I feel like I’ve rambled quite a lot in this and that everything has been a bit scattered and unfocused, but it’s been helpful to just write out everything that’s coming into my head on this hospital admission.

I just found out that a girl I met on my recent admission to Saint George’s Park has killed herself… whilst still an inpatient. At first, I was pretty hysterical and the poor Doctor who’d come all the way from Intensive Care to put a cannula in (mine had tissued) ended up having to leave me for a few minutes so that I could collect myself before I ran out of tissues! And then suddenly, I had this moment of clarity where I suddenly realized that this wasn’t what I wanted for my own life. I didn’t want to kill myself. I didn’t want to die in a Psychiatric Hospital all alone in my room. I stopped my eyes from leaking and told the Doctor to go ahead and put the cannula in no matter how painful it got!
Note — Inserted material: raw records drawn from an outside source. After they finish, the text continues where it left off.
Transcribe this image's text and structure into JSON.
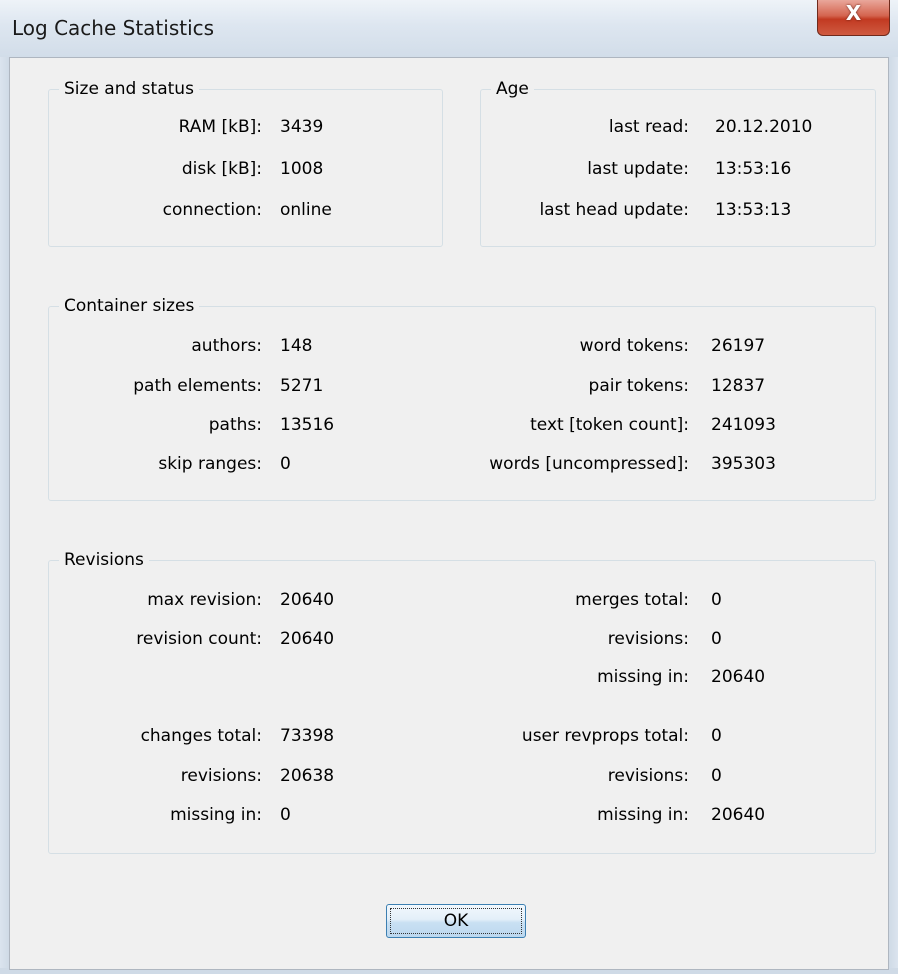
{
  "window": {
    "title": "Log Cache Statistics",
    "close_glyph": "X"
  },
  "size_status": {
    "label": "Size and status",
    "rows": [
      {
        "label": "RAM [kB]:",
        "value": "3439"
      },
      {
        "label": "disk [kB]:",
        "value": "1008"
      },
      {
        "label": "connection:",
        "value": "online"
      }
    ]
  },
  "age": {
    "label": "Age",
    "rows": [
      {
        "label": "last read:",
        "value": "20.12.2010"
      },
      {
        "label": "last update:",
        "value": "13:53:16"
      },
      {
        "label": "last head update:",
        "value": "13:53:13"
      }
    ]
  },
  "containers": {
    "label": "Container sizes",
    "left": [
      {
        "label": "authors:",
        "value": "148"
      },
      {
        "label": "path elements:",
        "value": "5271"
      },
      {
        "label": "paths:",
        "value": "13516"
      },
      {
        "label": "skip ranges:",
        "value": "0"
      }
    ],
    "right": [
      {
        "label": "word tokens:",
        "value": "26197"
      },
      {
        "label": "pair tokens:",
        "value": "12837"
      },
      {
        "label": "text [token count]:",
        "value": "241093"
      },
      {
        "label": "words [uncompressed]:",
        "value": "395303"
      }
    ]
  },
  "revisions": {
    "label": "Revisions",
    "left_top": [
      {
        "label": "max revision:",
        "value": "20640"
      },
      {
        "label": "revision count:",
        "value": "20640"
      }
    ],
    "left_bottom": [
      {
        "label": "changes total:",
        "value": "73398"
      },
      {
        "label": "revisions:",
        "value": "20638"
      },
      {
        "label": "missing in:",
        "value": "0"
      }
    ],
    "right_top": [
      {
        "label": "merges total:",
        "value": "0"
      },
      {
        "label": "revisions:",
        "value": "0"
      },
      {
        "label": "missing in:",
        "value": "20640"
      }
    ],
    "right_bottom": [
      {
        "label": "user revprops total:",
        "value": "0"
      },
      {
        "label": "revisions:",
        "value": "0"
      },
      {
        "label": "missing in:",
        "value": "20640"
      }
    ]
  },
  "buttons": {
    "ok": "OK"
  }
}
Within hours, this new-found positivity had all but gone. The voices were loud, I wanted to die, and the Doctors told me that I had the capacity to discharge myself without completing the antidote treatment for my overdose.

To give this blog post a bit of a happy ending… I got home from Hospital, showered, ate pizza and chips, spent time with my pets, did some work and took Zopiclone. I haven’t taken it for a few weeks, so I slept from 4am until 7pm! I’m actually glad that I’ve slept my day away because I don’t know that I would’ve been safe had I been awake.

Plans for tomorrow?

A support session with my temporary Richmond Fellowship support worker and a visit from the Crisis Team!
Blogger Template Created by pipdig